Study found that while high amounts of these DNA devices can cause a slight immune response, it isn’t marked enough to be dangerous.
A close-up of a strand of DNA. Photo: Getty Images
Advances in nanotechnology have made it possible to fabricate structures out of DNA for use in biomedical applications like delivering drugs or creating vaccines, but new research in mice investigates the safety of the technology.
Using a technique called DNA Origami (DO) – a process which involves folding complementary strands of DNA into double helixes over and over again – scientists can construct a variety of tiny devices with complex shapes that could be injected in the body to deliver medicines or perform other tasks. But because this technology is still relatively new, scientists have been divided on whether nanostructures could cause dangerous immune responses or be toxic in other ways in animal systems.
Now, a team of researchers from The Ohio State University has taken an initial step toward answering that question. The study, published in the journal Small, found that while high amounts of these DNA devices can cause a slight immune response, it isn’t marked enough to be dangerous. Their findings also suggest that different shapes may be more conducive to different therapeutic applications.
“DNA is unbelievable in terms of construction and how it's able to be manipulated and designed to form nano-robots in a very coordinated manner,” said Christopher Lucas, lead author of the study and a research scientist in mechanical and aerospace engineering at Ohio State. “We believe this technology, which has an incredible amount of potential, can be used to diagnose, treat and prevent disease.”
To test if that can be done safely, Lucas’ team used mice to compare the biodistribution and toxicity of two distinct nanostructures: a flat single-layer 2D Triangle called “Tri,” and a 3D rod-shaped structure that was given the moniker “Horse.” Over a period of 10 days, about 60 female mice were continuously given IV injections of both DO structures. But to really test the safety, the researchers repeatedly dosed the mice at a concentration 10 times greater than in previous studies.

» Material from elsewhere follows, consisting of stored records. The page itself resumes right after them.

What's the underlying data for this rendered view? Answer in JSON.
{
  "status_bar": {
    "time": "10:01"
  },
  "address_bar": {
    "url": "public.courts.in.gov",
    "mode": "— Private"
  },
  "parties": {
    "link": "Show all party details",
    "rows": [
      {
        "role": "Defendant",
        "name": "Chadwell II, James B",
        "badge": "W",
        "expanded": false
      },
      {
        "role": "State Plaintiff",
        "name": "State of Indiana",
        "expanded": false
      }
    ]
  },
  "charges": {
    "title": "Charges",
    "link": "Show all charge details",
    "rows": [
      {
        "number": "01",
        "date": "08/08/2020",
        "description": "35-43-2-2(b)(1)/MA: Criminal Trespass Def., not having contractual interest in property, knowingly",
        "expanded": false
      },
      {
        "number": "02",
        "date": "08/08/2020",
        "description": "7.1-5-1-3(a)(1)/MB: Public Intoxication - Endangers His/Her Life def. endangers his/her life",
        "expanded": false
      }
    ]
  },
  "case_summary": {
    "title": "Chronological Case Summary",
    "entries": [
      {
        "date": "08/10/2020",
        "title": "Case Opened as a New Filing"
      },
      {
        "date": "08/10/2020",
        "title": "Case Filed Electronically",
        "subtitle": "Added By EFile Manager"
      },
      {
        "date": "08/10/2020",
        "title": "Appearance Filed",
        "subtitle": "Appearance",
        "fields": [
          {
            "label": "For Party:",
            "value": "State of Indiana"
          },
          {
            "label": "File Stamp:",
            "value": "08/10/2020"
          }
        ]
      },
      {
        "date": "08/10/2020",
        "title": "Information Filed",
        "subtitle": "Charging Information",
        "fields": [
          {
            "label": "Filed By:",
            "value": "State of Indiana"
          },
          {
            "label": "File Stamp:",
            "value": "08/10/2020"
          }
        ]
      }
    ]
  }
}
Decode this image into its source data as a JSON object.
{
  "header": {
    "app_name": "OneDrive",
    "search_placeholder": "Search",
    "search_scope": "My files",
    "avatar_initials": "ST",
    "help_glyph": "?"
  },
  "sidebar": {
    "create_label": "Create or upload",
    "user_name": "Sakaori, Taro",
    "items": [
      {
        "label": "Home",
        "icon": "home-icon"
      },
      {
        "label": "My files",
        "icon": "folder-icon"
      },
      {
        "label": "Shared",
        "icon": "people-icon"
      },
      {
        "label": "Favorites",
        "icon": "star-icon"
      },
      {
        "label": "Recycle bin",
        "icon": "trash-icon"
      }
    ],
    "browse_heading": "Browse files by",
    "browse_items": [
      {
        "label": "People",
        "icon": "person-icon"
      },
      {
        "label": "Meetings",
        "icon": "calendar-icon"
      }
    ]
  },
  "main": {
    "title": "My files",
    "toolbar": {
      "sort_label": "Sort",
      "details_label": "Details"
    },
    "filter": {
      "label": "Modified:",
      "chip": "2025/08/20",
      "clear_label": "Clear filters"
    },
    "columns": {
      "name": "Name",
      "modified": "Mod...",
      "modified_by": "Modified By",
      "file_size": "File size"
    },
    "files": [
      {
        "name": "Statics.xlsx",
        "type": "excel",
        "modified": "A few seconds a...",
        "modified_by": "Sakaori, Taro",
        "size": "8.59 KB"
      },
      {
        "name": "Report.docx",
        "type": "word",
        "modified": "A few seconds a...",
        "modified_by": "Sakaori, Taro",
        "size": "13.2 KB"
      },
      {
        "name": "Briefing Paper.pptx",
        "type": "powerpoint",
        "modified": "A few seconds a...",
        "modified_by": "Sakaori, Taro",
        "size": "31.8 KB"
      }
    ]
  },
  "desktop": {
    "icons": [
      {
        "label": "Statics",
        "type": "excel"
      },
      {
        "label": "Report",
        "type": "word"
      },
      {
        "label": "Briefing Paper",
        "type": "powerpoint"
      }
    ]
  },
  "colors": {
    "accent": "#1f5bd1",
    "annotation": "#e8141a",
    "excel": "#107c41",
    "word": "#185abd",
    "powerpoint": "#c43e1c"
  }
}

Researchers did see that Tri and Horse created shape-dependent inflammatory responses, but because the response diminished over time, they showed that the immune reaction was relatively harmless in the long run. “It was a modest immune response, but it wasn’t toxic to the animals,” said Lucas. “Understanding that was really key as we move towards preclinical development, and ready the technology for drug delivery applications.”
When the experiment concluded, the team also collected and imaged all of the mice’s major organs, blood and urine to track the device’s final distribution throughout the body. Results showed that both types of nanostructures were internalized by a variety of immune cells, but the amount of DO still left behind differed due to their original concentrations and how long they permeated the body. Because they’re biocompatible, nanostructures also happen to clear the body relatively quickly, Lucas said. And that’s a good thing, especially if scientists want to ensure these devices could be used to target only diseased cells.
But it’s hard to predict the challenges other kinds of nanostructures might run into inside a human or animal body.
“Once you put things into a biological system there’s just so much variability to account for,” said study co-author Carlos Castro, professor of mechanical and aerospace engineering.
As for what’s next, since they’ve shown the technology isn’t toxic to mice, the team wants to start loading the devices up with chemotherapy drugs and begin learning how to use the devices to effectively target cancer cells in animals. “We’re just scratching the surface,” said Castro. “We’re revealing a whole new set of interesting questions that we can dig deeper into.”
Source: The Ohio State University news release. Author: Tatyana Woodall